"A global initiative to change the colour of roofs, roads and pavements so that they reflect more sunlight and heat could play a big part in containing global warming, he said yesterday.
Speaking at the opening of the St James's Palace Nobel Laureate Symposium, for which The Times is media partner, Professor Chu said that this approach could have a vast impact. By lightening paved surfaces and roofs to the colour of cement, it would be possible to cut carbon emissions by as much as taking all the world's cars off the roads for 11 years, he said.
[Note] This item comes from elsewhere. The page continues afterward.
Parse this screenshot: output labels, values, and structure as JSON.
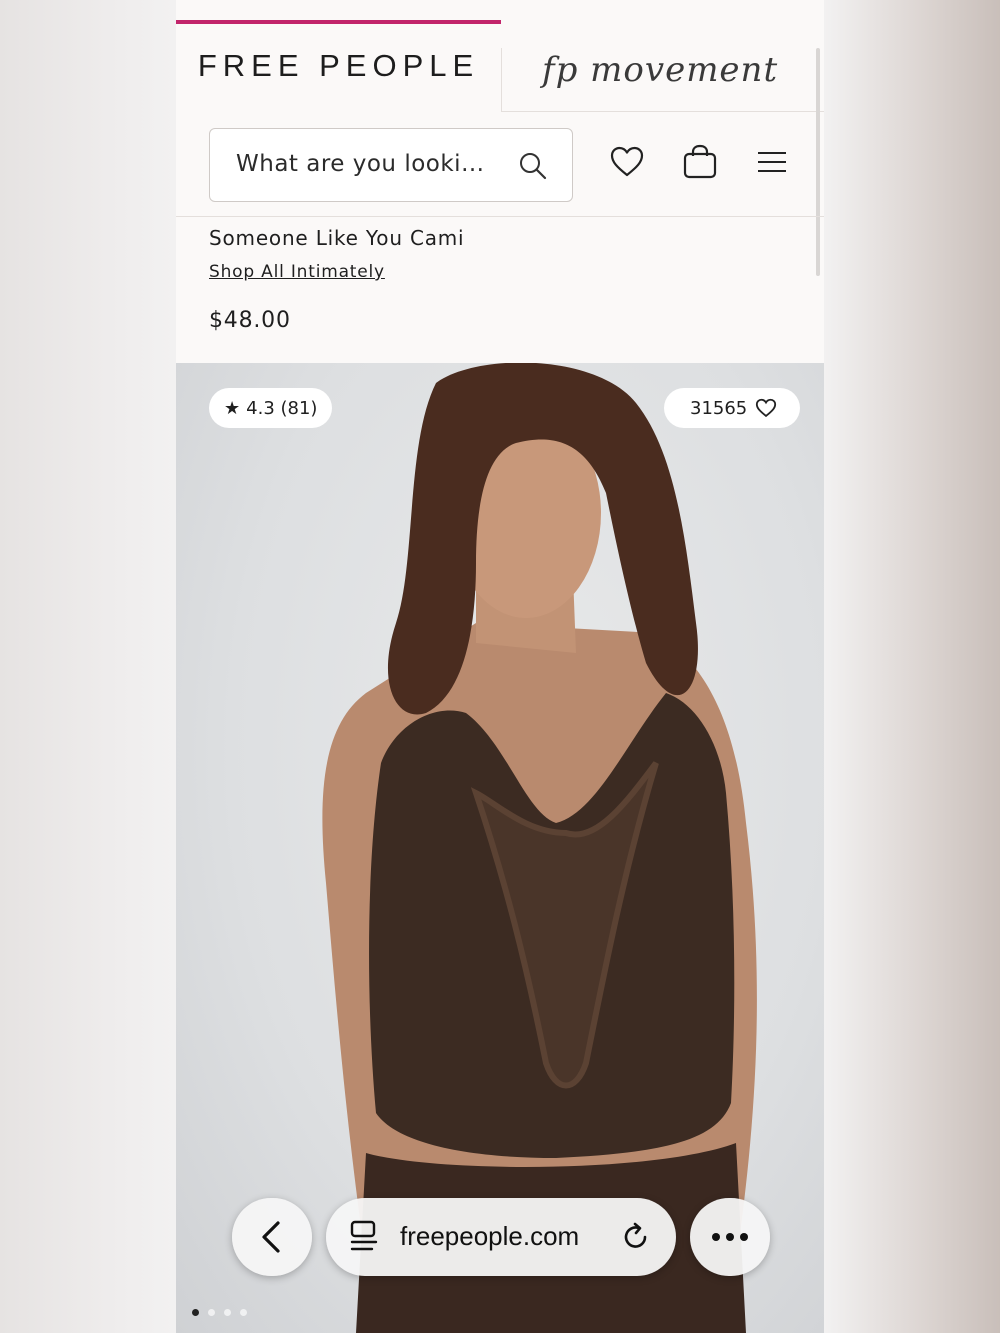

Building regulations should insist that all flat roofs were painted white, and visible tilted roofs could be painted with "cool-coloured" paints that looked normal, but which absorbed much less heat than conventional dark surfaces. Roads could be lightened to a concrete colour so they would not dazzle drivers in bright sunlight. "I think with flat-type roofs you can't even see, yes, I think you should regulate," Professor Chu said."